Input data>
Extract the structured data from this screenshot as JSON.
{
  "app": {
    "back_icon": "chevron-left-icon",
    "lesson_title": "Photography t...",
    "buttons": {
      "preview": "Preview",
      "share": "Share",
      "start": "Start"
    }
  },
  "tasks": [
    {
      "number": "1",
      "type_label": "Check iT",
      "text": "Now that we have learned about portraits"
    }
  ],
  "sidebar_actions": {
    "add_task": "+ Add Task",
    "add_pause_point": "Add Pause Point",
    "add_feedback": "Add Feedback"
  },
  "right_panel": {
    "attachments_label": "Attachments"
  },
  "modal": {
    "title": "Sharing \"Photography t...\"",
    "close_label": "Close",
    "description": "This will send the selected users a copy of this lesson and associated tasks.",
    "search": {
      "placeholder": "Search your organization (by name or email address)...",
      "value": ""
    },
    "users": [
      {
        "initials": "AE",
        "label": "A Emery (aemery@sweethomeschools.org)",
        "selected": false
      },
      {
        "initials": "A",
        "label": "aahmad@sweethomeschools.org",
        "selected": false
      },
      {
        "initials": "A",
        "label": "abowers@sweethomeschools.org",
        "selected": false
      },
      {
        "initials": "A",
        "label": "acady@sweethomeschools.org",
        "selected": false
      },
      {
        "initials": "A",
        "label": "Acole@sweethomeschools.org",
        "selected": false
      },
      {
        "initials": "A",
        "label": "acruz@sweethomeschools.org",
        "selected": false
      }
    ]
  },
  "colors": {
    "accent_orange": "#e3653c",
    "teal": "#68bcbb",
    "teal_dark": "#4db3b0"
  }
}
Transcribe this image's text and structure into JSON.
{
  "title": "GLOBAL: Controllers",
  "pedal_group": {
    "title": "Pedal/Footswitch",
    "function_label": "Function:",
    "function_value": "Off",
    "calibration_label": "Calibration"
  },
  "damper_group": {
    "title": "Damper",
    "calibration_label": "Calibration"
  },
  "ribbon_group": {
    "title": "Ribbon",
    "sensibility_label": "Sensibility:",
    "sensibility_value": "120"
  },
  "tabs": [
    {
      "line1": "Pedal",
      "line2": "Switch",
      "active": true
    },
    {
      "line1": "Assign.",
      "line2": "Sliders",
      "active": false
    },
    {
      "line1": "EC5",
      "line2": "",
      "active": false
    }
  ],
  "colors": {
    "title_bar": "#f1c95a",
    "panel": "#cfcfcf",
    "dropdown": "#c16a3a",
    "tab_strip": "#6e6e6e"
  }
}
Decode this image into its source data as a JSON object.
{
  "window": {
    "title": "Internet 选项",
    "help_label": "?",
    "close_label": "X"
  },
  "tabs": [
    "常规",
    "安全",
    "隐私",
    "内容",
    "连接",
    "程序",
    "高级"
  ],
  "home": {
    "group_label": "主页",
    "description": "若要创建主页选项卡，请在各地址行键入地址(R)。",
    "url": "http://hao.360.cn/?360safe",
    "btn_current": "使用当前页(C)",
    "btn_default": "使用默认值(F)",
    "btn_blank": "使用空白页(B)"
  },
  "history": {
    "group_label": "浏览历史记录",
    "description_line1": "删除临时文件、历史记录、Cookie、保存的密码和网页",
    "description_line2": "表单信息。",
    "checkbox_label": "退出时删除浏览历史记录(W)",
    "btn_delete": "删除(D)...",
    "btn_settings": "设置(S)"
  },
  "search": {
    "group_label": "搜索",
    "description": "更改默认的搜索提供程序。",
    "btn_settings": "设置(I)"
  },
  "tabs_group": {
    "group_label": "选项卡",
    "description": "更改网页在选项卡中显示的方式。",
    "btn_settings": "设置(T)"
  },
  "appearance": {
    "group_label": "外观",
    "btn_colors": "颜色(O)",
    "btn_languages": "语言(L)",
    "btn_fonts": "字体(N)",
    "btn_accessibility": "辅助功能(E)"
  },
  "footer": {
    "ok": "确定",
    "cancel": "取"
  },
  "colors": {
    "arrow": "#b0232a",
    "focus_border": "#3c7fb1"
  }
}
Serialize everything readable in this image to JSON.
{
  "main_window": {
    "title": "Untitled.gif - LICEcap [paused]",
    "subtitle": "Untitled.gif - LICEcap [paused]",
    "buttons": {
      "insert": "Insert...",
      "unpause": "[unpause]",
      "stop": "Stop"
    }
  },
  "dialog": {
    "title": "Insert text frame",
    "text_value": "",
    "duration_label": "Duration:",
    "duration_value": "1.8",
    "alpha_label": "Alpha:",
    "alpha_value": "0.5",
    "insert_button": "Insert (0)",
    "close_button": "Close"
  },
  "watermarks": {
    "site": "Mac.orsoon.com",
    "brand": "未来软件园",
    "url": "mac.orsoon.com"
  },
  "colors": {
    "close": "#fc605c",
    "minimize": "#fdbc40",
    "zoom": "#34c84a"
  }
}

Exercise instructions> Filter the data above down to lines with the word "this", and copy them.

Response to the exercise>
Extract the structured data from this screenshot as JSON.
    "description": "This will send the selected users a copy of this lesson and associated tasks.",
Transcribe this image's text and structure into JSON.
Decode this image into its source data as a JSON object.
Serialize everything readable in this image to JSON.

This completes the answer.